WD -wants- the low- mid- server market. As it stands without the necessary SATA controllers, the WD740GD's major market may remain the enthusiast crowd.
That's interesting - is there a reason they would not go after the big retail system boys? I recall that once the general public became aware of drive rotational speed and Dell, Gateway etc. began advertising 7200 RPM drives they fairly quickly became the standard for even basic home systems. Given the way the home/desktop market has gotten crunched I would think that those guys would be looking for something like this to help rebuild a premium PC market.
Are any of the big guys building 10K SATA systems yet? Could WD provide enough to meet the demand of a Dell?
While active & vocal, does the "enthusiast" represent a significant market in the PC industry?
I do not know how typical I am, but with a couple $100K in SCSI hardware it will be some time before I don't need SCSI support in my systems, so they will have it. I could consider one of these drives for OS, but it is just another thing to deal with so I will be conservative there. I tend to think this is the approach most businesses will have - when paying the mortgage is on the line you tend to be careful, particularly when you don't need a new option.
I know a lot of the mid-level RAID builders (e.g., Rorke) are moving to SATA instead of "PATA" (of course, with SCSI interface) and they might appreciate a drive like this if it were produced in a higher capacity format. Of course, I am not sure how significant these sorts of guys are in terms of total units sold.

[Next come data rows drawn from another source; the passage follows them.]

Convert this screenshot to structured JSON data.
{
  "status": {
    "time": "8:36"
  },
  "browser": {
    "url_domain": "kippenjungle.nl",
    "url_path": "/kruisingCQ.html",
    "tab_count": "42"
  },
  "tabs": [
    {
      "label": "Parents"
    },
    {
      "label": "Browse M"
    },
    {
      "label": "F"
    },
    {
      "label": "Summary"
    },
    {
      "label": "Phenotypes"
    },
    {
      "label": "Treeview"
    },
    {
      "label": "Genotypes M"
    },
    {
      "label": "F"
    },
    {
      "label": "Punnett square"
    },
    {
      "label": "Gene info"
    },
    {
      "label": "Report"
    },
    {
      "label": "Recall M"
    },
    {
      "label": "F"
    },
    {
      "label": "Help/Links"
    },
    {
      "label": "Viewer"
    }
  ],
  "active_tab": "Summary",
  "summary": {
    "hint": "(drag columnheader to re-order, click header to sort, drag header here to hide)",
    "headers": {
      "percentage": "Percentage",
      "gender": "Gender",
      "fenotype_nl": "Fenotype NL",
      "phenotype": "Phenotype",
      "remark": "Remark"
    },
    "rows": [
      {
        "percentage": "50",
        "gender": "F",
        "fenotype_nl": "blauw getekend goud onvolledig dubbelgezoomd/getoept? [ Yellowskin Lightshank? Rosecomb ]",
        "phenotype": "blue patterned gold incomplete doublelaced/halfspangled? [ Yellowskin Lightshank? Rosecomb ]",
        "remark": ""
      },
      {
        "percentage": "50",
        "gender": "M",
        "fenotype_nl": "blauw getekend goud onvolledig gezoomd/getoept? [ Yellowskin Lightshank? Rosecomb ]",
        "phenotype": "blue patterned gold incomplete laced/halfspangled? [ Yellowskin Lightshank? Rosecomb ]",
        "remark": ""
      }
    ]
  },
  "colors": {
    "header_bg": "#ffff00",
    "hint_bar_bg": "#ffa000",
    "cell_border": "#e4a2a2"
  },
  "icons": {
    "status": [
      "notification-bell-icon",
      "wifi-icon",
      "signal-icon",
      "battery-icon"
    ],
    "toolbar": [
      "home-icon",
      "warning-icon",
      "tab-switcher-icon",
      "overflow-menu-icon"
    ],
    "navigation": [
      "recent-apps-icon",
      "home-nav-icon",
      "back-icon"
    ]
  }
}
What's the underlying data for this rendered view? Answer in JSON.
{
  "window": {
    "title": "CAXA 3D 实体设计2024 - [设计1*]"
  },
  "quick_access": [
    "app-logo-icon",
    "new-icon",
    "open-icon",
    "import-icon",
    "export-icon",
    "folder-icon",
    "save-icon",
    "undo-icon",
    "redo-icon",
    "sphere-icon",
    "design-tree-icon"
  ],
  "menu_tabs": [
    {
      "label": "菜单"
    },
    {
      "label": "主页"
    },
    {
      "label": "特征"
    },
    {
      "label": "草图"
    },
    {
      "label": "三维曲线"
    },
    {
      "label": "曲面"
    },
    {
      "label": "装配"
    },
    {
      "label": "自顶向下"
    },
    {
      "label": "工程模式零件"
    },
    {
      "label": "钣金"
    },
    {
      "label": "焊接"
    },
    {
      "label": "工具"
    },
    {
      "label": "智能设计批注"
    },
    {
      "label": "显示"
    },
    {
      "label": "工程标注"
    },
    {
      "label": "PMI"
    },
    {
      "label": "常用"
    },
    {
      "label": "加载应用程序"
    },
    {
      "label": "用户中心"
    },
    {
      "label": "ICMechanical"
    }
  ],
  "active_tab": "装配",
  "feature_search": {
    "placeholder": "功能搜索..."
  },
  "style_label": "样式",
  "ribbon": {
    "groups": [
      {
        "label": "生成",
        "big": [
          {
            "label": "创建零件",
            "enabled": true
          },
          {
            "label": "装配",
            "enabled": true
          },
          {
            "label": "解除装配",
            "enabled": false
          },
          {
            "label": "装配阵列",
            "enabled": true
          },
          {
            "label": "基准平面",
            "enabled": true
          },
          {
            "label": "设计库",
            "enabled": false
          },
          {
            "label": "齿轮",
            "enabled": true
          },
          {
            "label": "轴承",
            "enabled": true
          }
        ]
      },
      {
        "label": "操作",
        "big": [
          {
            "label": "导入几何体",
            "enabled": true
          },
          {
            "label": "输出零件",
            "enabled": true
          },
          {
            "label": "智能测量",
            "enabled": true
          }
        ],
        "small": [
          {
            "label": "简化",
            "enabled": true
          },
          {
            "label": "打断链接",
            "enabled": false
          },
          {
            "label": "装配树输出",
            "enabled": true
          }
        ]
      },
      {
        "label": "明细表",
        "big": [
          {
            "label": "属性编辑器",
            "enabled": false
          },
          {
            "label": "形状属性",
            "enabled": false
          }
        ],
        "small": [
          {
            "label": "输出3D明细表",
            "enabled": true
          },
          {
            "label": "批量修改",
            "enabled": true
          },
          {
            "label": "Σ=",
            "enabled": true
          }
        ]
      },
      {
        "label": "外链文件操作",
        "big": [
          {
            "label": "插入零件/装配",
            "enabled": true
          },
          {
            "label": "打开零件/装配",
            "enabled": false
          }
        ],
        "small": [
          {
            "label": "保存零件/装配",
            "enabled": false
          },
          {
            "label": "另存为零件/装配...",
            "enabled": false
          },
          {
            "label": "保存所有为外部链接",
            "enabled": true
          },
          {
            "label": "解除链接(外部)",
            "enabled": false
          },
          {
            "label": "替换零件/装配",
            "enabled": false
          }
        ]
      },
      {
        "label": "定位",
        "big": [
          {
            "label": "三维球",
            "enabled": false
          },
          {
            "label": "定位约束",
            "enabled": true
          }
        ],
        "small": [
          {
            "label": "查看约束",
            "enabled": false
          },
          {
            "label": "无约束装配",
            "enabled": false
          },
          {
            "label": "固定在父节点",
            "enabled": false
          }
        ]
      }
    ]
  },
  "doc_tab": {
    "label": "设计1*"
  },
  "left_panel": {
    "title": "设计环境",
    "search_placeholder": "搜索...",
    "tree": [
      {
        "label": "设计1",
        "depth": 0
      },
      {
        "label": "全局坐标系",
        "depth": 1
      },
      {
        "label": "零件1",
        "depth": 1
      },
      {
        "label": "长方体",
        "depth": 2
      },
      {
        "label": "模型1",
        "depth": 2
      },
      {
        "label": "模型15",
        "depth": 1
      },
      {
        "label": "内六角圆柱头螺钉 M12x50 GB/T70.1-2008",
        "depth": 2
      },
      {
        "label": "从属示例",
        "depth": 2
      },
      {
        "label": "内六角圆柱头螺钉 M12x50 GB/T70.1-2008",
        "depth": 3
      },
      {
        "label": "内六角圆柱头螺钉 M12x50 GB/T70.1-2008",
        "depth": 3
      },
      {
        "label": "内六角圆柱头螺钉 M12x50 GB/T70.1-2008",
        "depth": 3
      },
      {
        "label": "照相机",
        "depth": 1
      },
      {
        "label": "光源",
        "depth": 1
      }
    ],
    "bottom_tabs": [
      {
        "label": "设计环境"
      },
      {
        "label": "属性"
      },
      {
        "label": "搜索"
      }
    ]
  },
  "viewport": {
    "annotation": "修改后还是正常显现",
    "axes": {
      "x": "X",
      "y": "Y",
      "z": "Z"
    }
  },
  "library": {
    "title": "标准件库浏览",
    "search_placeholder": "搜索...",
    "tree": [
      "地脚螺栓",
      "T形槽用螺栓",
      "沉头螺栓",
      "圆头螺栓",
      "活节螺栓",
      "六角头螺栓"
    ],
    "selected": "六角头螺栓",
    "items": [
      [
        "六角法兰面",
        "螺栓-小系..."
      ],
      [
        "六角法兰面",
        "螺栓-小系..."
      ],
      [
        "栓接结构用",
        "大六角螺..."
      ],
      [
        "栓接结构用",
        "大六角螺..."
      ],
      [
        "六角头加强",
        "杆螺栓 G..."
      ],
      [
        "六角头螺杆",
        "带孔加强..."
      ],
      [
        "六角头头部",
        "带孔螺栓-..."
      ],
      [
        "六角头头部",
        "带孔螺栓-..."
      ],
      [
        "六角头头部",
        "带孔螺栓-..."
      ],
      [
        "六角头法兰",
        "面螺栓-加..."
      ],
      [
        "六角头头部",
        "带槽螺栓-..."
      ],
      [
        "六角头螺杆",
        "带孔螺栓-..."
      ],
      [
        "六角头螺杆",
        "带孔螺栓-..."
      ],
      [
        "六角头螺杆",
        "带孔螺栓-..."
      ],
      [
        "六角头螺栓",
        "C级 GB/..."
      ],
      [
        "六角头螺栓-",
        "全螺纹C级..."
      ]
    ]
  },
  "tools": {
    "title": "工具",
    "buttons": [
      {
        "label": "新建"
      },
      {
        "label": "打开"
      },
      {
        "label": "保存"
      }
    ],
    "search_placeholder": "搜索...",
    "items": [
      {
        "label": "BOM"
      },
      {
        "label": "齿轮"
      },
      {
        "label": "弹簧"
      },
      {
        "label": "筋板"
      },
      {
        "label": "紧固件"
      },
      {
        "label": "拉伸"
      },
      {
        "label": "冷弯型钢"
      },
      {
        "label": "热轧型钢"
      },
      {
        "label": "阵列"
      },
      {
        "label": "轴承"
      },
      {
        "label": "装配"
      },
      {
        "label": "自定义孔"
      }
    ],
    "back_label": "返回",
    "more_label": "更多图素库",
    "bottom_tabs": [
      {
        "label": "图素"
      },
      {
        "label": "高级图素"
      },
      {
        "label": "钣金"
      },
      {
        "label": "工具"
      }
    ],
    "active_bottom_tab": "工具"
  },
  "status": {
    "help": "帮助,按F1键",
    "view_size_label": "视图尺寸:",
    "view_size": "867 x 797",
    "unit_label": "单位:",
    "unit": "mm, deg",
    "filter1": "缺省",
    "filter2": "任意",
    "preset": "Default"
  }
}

Given how long we had to wait for this drive, any speculation on when the capacity might double again?